### Task description
Considering only lines that hold the word "author", report how many there are in the listing below, as a single number.

### Information provided
******************************

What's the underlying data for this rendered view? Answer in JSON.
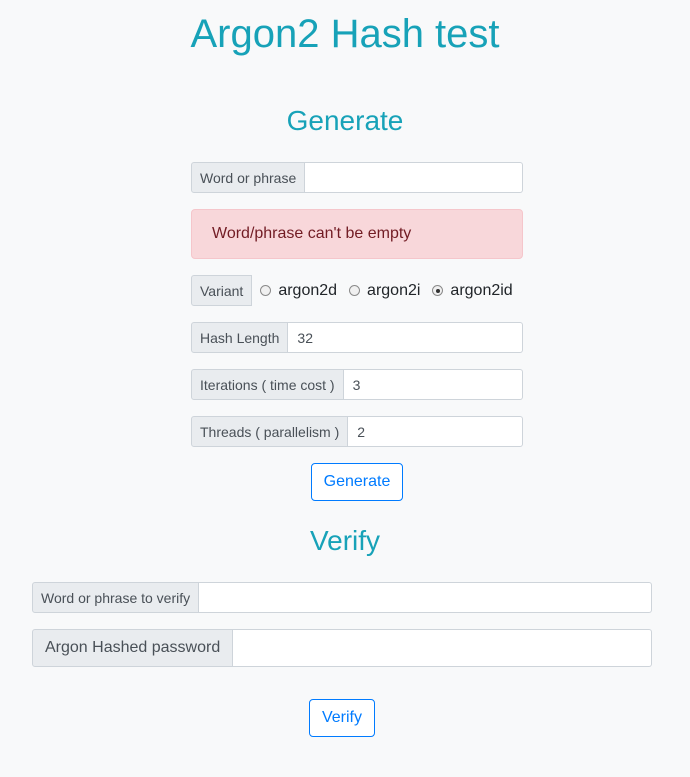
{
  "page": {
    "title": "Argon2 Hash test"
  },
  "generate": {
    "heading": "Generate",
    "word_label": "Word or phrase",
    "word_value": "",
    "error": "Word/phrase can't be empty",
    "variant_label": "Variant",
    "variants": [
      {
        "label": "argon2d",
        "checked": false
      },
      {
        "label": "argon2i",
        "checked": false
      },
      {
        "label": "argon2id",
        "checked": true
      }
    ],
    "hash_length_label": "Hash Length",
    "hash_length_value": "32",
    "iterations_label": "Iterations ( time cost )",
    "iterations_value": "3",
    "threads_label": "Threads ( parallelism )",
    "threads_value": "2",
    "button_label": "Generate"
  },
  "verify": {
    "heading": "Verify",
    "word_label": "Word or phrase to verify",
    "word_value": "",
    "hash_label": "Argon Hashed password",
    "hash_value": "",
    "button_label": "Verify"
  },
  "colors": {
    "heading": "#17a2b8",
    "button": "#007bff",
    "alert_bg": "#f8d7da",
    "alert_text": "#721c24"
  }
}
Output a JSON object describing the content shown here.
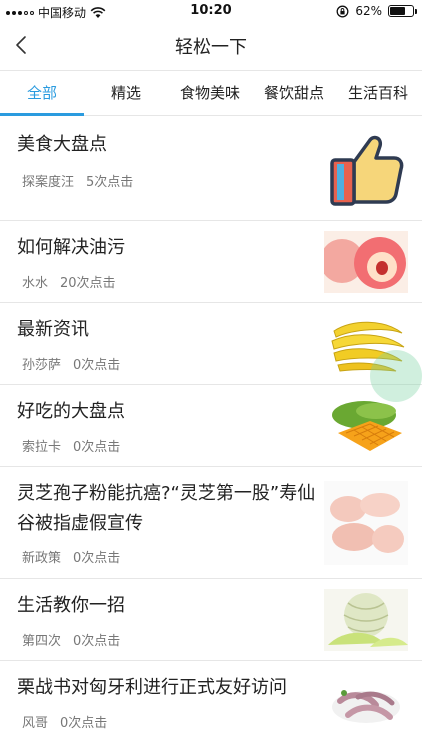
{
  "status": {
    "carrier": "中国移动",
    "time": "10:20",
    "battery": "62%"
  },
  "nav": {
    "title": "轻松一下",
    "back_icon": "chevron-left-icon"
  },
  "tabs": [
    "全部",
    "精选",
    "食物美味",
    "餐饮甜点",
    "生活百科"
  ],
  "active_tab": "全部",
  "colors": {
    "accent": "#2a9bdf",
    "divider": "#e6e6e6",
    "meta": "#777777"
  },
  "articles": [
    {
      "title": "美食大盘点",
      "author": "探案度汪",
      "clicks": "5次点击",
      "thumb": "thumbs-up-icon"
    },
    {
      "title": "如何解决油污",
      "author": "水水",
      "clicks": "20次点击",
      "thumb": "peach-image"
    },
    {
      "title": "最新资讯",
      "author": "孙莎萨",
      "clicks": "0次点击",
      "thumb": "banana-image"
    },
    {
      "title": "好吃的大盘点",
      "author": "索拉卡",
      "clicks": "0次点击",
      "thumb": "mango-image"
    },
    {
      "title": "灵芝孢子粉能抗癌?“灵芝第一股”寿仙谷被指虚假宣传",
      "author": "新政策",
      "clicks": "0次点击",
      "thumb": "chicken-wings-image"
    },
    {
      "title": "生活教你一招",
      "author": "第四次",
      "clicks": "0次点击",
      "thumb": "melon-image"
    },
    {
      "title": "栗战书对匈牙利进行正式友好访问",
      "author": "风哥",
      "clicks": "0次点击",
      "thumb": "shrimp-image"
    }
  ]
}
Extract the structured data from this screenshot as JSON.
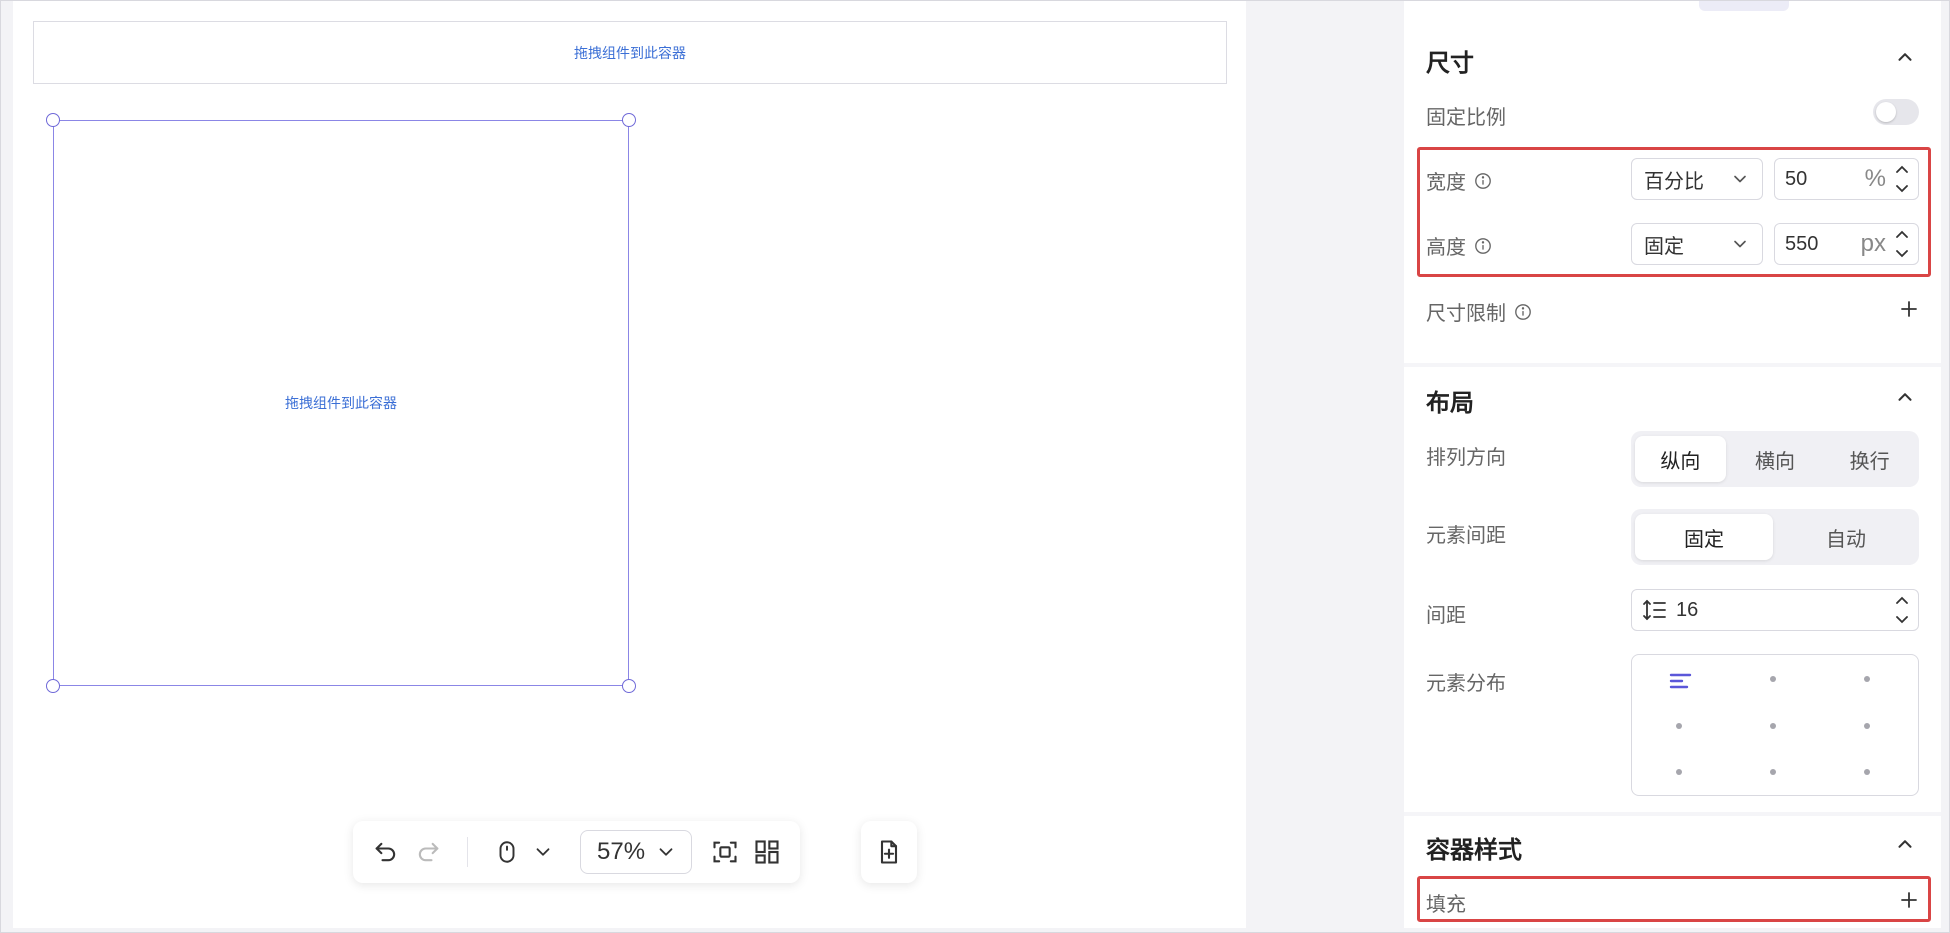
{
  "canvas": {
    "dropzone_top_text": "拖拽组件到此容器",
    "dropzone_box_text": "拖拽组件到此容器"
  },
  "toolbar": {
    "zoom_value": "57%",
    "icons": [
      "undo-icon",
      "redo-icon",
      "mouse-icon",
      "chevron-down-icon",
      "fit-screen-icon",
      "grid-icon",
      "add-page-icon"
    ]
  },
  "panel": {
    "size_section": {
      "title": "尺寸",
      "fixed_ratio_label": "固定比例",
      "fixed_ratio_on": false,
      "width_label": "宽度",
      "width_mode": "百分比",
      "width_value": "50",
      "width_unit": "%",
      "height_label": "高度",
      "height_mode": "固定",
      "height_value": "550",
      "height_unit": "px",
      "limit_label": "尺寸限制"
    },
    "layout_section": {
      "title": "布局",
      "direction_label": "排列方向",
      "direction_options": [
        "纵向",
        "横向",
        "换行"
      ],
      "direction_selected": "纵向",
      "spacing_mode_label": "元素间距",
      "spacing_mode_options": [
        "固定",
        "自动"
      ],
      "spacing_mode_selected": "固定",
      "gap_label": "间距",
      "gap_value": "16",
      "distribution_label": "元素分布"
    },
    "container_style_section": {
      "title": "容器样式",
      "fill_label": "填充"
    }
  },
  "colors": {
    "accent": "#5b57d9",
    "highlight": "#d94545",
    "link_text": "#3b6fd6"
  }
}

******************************

### Task output
7